Task brief: Among the entries that follow, how many lines contain the string "data"? Write the number alone.

***

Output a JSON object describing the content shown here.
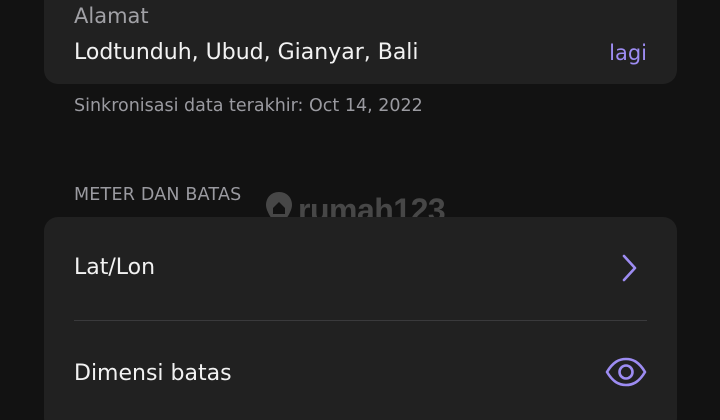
{
  "address": {
    "label": "Alamat",
    "value": "Lodtunduh, Ubud, Gianyar, Bali",
    "more_label": "lagi"
  },
  "sync": {
    "text": "Sinkronisasi data terakhir: Oct 14, 2022"
  },
  "meter_section": {
    "header": "METER DAN BATAS",
    "items": [
      {
        "label": "Lat/Lon",
        "icon": "chevron-right-icon"
      },
      {
        "label": "Dimensi batas",
        "icon": "eye-icon"
      }
    ]
  },
  "watermark": {
    "text": "rumah123"
  },
  "colors": {
    "background": "#121212",
    "card": "#212121",
    "accent": "#9d8cf2",
    "text_primary": "#f2f2f2",
    "text_secondary": "#9a9aa0"
  }
}
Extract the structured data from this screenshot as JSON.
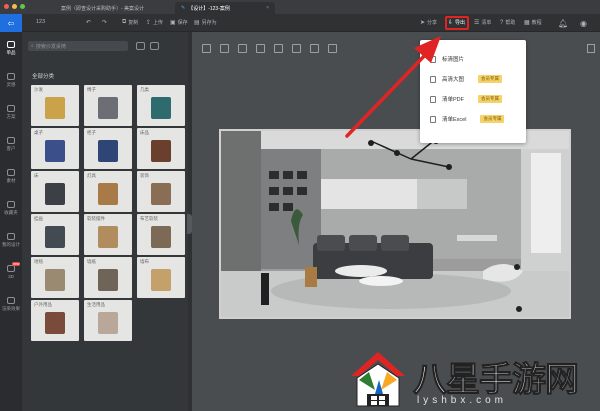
{
  "browser": {
    "tabs": [
      {
        "title": "案例（即查设计采购助手）- 美案设计"
      },
      {
        "title": "【设计】-123-案例"
      }
    ]
  },
  "iconbar": {
    "items": [
      {
        "label": "单品",
        "icon": "sofa-icon"
      },
      {
        "label": "灵感",
        "icon": "lightbulb-icon"
      },
      {
        "label": "方案",
        "icon": "layout-icon"
      },
      {
        "label": "客户",
        "icon": "user-icon"
      },
      {
        "label": "素材",
        "icon": "image-icon"
      },
      {
        "label": "收藏夹",
        "icon": "folder-icon"
      },
      {
        "label": "我的设计",
        "icon": "design-icon"
      },
      {
        "label": "3D",
        "icon": "cube-icon",
        "badge": "new"
      },
      {
        "label": "渲染效果",
        "icon": "render-icon"
      }
    ]
  },
  "toolbar": {
    "project_name": "123",
    "undo_label": "撤销",
    "redo_label": "重做",
    "copy_label": "复制",
    "upload_label": "上传",
    "save_label": "保存",
    "saveas_label": "另存为",
    "share_label": "分享",
    "export_label": "导出",
    "list_label": "清单",
    "help_label": "帮助",
    "tutorial_label": "教程"
  },
  "panel": {
    "search_placeholder": "搜索沙发桌椅",
    "category_title": "全部分类",
    "categories": [
      {
        "label": "沙发",
        "color": "#c9a24a"
      },
      {
        "label": "椅子",
        "color": "#6b6f75"
      },
      {
        "label": "几类",
        "color": "#2d6b6e"
      },
      {
        "label": "桌子",
        "color": "#3b4f8a"
      },
      {
        "label": "柜子",
        "color": "#2e4575"
      },
      {
        "label": "床品",
        "color": "#6a3f2e"
      },
      {
        "label": "床",
        "color": "#3c3f45"
      },
      {
        "label": "灯具",
        "color": "#a77a47"
      },
      {
        "label": "装饰",
        "color": "#8a6d55"
      },
      {
        "label": "挂画",
        "color": "#444a52"
      },
      {
        "label": "软装摆件",
        "color": "#b08c5e"
      },
      {
        "label": "布艺软装",
        "color": "#7c6a57"
      },
      {
        "label": "地毯",
        "color": "#9a8a72"
      },
      {
        "label": "墙纸",
        "color": "#6e6458"
      },
      {
        "label": "墙布",
        "color": "#c4a06a"
      },
      {
        "label": "户外用品",
        "color": "#7a4a3a"
      },
      {
        "label": "生活用品",
        "color": "#b9a79a"
      }
    ]
  },
  "export_menu": {
    "items": [
      {
        "label": "标清图片",
        "vip": ""
      },
      {
        "label": "高清大图",
        "vip": "会员专属"
      },
      {
        "label": "清单PDF",
        "vip": "会员专属"
      },
      {
        "label": "清单Excel",
        "vip": "会员专属"
      }
    ]
  },
  "watermark": {
    "text": "八星手游网",
    "url": "lyshbx.com"
  },
  "colors": {
    "accent": "#1f6fe0",
    "highlight": "#e02424",
    "vip_badge": "#f6d36a"
  }
}
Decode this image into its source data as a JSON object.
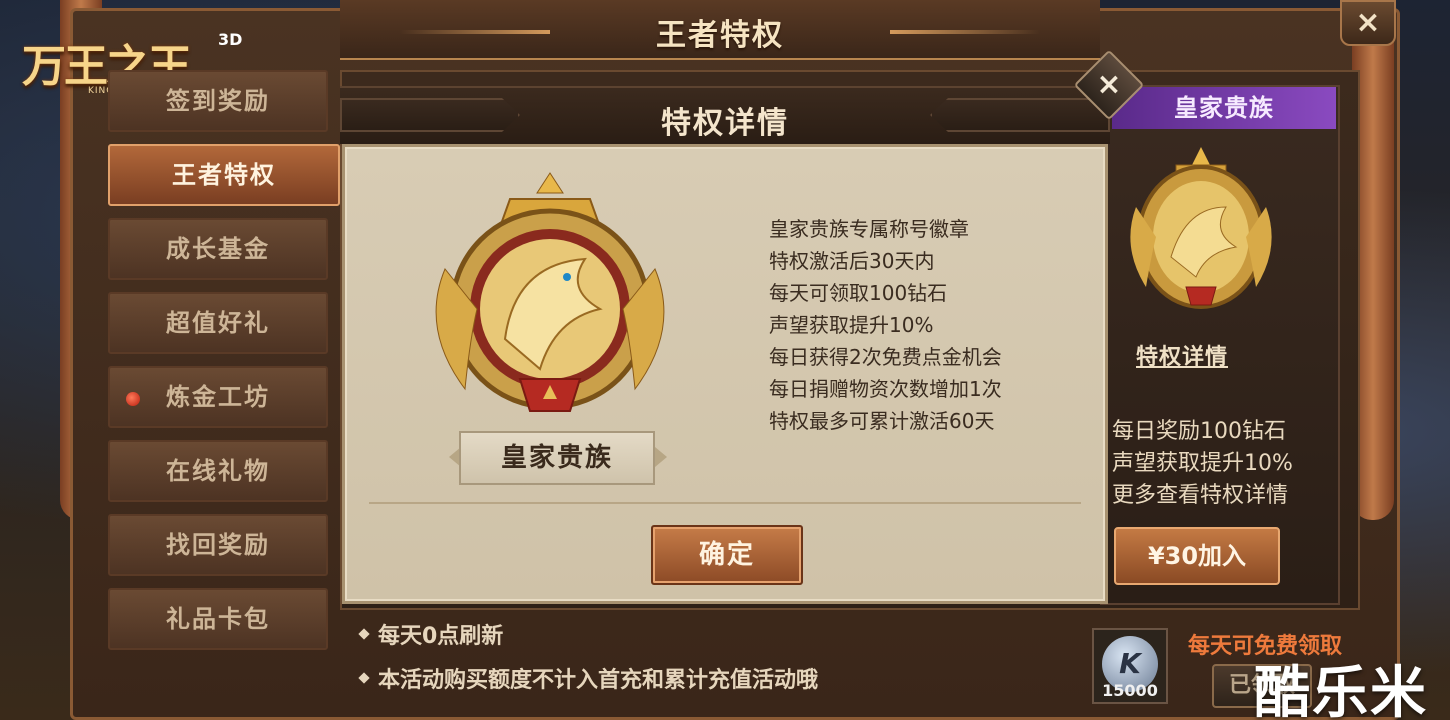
{
  "header": {
    "title": "王者特权"
  },
  "logo": {
    "main": "万王之王",
    "tag": "3D",
    "sub": "KING OF KINGS"
  },
  "sidebar": {
    "items": [
      {
        "label": "签到奖励",
        "active": false,
        "dot": false
      },
      {
        "label": "王者特权",
        "active": true,
        "dot": false
      },
      {
        "label": "成长基金",
        "active": false,
        "dot": false
      },
      {
        "label": "超值好礼",
        "active": false,
        "dot": false
      },
      {
        "label": "炼金工坊",
        "active": false,
        "dot": true
      },
      {
        "label": "在线礼物",
        "active": false,
        "dot": false
      },
      {
        "label": "找回奖励",
        "active": false,
        "dot": false
      },
      {
        "label": "礼品卡包",
        "active": false,
        "dot": false
      }
    ]
  },
  "card": {
    "banner": "皇家贵族",
    "detail_link": "特权详情",
    "lines": [
      "每日奖励100钻石",
      "声望获取提升10%",
      "更多查看特权详情"
    ],
    "buy_label": "¥30加入"
  },
  "notes": [
    "每天0点刷新",
    "本活动购买额度不计入首充和累计充值活动哦"
  ],
  "free_reward": {
    "coin_letter": "K",
    "amount": "15000",
    "text": "每天可免费领取",
    "claimed_label": "已领取"
  },
  "modal": {
    "title": "特权详情",
    "badge_name": "皇家贵族",
    "perks": [
      "皇家贵族专属称号徽章",
      "特权激活后30天内",
      "每天可领取100钻石",
      "声望获取提升10%",
      "每日获得2次免费点金机会",
      "每日捐赠物资次数增加1次",
      "特权最多可累计激活60天"
    ],
    "confirm_label": "确定",
    "close_icon": "×"
  },
  "main_close_icon": "×",
  "watermark": "酷乐米",
  "colors": {
    "accent": "#c67c48",
    "card_banner": "#8a4ac0",
    "free_text": "#ee7a3c"
  }
}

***

Answer below: 3